TASK REQUIREMENTS »
Each line that holds the string "sentence" counts once. Say how many such lines the entries have, giving the number only.
_ _ _
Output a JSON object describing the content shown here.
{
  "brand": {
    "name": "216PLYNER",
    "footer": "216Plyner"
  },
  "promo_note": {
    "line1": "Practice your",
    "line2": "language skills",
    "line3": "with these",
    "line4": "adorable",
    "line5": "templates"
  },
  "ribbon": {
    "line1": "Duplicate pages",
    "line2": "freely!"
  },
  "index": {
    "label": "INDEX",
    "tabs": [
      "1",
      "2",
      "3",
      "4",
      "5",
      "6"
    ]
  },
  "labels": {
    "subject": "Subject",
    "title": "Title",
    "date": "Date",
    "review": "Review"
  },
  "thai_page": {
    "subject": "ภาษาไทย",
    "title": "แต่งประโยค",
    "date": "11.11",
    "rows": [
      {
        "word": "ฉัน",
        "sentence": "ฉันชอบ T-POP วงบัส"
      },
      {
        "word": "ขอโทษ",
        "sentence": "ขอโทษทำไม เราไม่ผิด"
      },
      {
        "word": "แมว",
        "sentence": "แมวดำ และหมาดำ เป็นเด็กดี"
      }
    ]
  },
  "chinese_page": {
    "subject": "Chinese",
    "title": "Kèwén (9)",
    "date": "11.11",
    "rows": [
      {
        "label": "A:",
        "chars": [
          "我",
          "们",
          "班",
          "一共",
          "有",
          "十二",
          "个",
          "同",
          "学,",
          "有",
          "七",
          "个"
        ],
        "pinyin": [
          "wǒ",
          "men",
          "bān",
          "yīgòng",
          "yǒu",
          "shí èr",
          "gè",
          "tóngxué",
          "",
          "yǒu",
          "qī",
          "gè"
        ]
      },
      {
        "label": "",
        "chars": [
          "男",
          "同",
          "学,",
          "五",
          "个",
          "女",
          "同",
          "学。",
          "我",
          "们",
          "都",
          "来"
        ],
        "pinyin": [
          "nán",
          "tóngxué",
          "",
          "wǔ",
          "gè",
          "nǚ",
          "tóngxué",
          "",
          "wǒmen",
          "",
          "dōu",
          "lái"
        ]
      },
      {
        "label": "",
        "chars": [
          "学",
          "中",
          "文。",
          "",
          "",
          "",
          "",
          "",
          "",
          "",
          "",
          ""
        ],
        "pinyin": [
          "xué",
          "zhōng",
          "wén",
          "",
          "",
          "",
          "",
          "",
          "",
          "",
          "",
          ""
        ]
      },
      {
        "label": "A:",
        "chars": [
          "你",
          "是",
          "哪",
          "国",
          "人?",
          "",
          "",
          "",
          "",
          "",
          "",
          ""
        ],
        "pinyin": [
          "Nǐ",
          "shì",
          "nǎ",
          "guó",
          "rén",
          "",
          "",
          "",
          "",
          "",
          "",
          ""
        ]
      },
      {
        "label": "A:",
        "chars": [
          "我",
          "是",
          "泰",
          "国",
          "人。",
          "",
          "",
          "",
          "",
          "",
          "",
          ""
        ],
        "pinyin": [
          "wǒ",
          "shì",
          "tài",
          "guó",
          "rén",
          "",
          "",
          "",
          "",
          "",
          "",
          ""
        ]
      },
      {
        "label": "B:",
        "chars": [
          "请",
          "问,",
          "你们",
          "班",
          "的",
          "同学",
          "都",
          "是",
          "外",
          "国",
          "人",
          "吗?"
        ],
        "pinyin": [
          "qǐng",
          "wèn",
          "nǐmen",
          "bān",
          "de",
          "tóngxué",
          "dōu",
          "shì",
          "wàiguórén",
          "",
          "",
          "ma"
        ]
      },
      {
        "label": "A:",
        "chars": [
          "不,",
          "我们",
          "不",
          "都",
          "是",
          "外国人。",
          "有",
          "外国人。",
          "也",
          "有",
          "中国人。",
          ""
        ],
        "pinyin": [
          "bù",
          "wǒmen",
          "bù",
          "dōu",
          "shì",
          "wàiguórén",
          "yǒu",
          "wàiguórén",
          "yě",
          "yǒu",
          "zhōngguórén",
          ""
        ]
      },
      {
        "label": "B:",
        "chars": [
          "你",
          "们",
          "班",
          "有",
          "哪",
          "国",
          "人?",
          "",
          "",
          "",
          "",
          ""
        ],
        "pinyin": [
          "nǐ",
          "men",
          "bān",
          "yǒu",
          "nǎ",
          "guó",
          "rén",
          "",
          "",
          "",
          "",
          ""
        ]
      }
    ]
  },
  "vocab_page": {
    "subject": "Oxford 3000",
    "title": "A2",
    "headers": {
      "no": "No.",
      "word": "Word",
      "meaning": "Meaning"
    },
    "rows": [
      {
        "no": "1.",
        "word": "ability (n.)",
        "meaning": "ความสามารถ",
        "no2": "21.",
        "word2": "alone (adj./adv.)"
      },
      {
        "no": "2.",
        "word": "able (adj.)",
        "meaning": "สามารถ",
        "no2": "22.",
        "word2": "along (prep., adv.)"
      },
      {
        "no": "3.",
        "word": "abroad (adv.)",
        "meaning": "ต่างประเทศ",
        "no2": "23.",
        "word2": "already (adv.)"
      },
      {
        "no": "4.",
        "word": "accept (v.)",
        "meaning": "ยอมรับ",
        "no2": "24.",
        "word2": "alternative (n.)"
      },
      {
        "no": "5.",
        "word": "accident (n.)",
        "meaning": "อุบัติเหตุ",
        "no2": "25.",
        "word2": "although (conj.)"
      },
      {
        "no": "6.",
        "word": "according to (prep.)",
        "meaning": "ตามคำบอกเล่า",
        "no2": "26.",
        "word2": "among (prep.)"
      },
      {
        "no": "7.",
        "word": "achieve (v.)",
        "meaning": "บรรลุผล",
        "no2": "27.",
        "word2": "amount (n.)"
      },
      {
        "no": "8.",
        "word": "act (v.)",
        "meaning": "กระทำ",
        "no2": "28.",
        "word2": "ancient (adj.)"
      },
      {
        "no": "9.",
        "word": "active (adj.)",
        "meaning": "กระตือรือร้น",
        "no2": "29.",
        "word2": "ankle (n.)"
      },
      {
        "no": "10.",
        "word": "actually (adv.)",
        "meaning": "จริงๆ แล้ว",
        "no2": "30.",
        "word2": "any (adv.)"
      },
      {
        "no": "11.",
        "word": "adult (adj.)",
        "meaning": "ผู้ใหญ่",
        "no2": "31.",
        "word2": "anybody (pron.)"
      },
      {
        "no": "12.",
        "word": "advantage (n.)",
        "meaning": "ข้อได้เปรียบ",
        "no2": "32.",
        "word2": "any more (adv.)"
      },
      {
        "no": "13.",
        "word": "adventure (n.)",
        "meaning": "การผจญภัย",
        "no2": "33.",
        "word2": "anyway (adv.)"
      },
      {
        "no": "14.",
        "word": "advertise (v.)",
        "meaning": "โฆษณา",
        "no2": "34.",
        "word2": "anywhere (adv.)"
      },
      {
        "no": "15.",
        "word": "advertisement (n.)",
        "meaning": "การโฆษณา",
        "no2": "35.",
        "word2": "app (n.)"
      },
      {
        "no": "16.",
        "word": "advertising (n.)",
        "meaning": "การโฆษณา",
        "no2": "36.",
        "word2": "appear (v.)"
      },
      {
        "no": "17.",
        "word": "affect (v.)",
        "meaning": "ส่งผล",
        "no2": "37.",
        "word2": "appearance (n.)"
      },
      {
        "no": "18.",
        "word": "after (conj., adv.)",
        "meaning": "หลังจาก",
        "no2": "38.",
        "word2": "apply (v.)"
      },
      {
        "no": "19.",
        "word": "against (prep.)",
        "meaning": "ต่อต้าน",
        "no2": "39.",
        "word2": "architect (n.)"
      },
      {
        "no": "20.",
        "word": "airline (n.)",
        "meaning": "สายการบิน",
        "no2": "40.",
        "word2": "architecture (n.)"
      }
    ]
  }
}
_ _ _
SOLUTION »
3